But we got there to a friendly welcome from a sleepy black dog and its owner. After some well-earned tastings we were rewarded with a gallon or two of the dry and medium-dry for the princely sum of about £1-a-pint. We took the precious cargo back home to London. It was truly the best cider we had ever tasted and since then we always have our copy of the Cider Guide safely stowed in the car. We not only make detours to collect cider to and from holiday locations, we have been known to pop into farms on our way back from job interviews! It's amazing how you can weave cider-collecting detours into all kinds of journey.
Our first trip to Cornwall was in a 35-year old VW Beetle in mid-October on a day with torrential rain and very high winds - there were several lorries blown over on our route during the course of the day, and we even saw one of them. The car was managing only 40 mph on of the level sections of road, because of the strength of the headwinds.
We still managed to bag supplies of cider from two Devon producers on the way. We had targeted four but one supplier had sadly ceased production owing to bereavement, and another looked to have shut up shop for the winter. During the course of our holiday we looked up (successfully) two further Cornish suppliers both of whom still press their cider through straw. All the farms we visited were welcoming and the farmers more than happy to chat around a few glasses of cider. We made a detour on the way home and obtained supplies from the farm we thought had gone into hibernation returning to London with a fantastic variety.
The producers all told us that cider keeps for "about 10 days, and you mustn't let the air get to it" but we have found that with care it will stay very drinkable for much longer periods than this. Only a few days ago we found an unopened container, which must have been months old - we have no idea where it came from. The contents were very drinkable, but very dry. Very, very dry!
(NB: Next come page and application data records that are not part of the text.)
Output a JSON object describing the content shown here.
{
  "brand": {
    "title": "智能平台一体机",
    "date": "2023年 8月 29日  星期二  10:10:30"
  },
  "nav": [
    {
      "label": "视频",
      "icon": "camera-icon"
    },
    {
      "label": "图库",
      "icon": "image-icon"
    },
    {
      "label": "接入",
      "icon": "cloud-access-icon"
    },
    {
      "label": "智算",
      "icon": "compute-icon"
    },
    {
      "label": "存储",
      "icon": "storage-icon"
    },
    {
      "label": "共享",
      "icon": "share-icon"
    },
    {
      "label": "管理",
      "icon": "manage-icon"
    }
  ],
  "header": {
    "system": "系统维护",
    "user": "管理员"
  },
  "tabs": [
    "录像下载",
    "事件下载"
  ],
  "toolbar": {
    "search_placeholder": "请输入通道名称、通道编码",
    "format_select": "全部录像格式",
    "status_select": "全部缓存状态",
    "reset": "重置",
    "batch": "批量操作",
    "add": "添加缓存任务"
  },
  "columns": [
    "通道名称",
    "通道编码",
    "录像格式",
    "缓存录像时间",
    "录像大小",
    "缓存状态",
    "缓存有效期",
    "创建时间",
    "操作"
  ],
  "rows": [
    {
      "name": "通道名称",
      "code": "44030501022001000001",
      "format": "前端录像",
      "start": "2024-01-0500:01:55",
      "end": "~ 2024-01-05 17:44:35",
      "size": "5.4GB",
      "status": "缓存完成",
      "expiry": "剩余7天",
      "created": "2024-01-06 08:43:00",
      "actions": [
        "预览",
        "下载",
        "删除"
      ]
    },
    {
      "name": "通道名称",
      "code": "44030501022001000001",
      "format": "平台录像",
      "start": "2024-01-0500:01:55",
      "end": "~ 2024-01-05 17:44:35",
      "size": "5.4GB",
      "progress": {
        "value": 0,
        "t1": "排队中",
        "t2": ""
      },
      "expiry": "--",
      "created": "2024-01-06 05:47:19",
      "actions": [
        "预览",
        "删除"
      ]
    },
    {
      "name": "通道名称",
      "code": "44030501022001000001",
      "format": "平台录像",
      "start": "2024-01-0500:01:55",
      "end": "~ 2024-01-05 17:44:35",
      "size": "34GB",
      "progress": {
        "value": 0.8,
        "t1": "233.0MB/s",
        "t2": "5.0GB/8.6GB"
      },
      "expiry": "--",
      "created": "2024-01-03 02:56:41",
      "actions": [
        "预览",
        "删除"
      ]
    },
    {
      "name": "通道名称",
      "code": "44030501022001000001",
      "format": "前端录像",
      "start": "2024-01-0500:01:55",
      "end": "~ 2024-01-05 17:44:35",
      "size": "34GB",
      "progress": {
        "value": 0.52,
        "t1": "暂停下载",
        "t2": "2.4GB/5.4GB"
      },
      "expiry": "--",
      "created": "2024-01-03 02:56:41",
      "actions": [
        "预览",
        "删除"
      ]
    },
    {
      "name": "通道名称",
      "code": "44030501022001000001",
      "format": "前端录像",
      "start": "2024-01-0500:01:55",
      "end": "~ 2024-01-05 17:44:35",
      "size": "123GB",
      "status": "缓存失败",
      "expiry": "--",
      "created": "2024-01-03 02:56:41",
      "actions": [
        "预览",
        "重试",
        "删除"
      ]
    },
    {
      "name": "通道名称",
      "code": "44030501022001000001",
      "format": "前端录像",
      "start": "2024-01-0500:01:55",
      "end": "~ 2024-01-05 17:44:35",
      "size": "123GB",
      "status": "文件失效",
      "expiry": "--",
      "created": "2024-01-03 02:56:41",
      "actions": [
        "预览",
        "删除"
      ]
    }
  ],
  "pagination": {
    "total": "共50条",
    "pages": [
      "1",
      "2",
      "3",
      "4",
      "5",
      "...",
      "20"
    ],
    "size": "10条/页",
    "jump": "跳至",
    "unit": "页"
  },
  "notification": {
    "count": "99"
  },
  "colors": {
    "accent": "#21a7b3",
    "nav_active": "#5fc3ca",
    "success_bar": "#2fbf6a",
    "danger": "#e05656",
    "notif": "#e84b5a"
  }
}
So as well as your copy of the CAMRA Cider Guide, you would be wise to be well-armed with a few empty containers although most producers will provide their own if you don't have any. It can be tremendously good fun following narrow country back roads to remote farms, taking wrong turnings and misreading road signs but a local map is also a useful thing to carry as many of the farms are marked.
Recently we were fortunate enough to be able to scrounge two beer polypins - the remnants of a friend's retirement party, which had to be removed from the hall. These have kept cider good for weeks because the air does not have to pass into the containers to let the cider out. Just take care if you are going to re-use this type of container, as it should be thoroughly sterilised first. As one producer told us, "You don't want yur cider mousy!" Incidentally, the last polypin we had filled on a farm cost us £6.75, or less than 20p per pint!
Of course, you don't have to go round the countryside spraying carbon solids and gases everywhere from the back of a car. There is plenty of scope for cider-collecting trips on foot or by using rail and bicycle. Maybe you could work out a waterways route?
There are an estimated 300 or so cider and perry producers (perry being the pear equivalent of cider) in the UK. Not all of them are large enough to advertise their wares, so there is scope for some real detective work. We have been directed to producers through meeting people in pubs whilst on holiday or even from other producers. The cider bar at beer festivals can also be a good source of information (and of course cider!).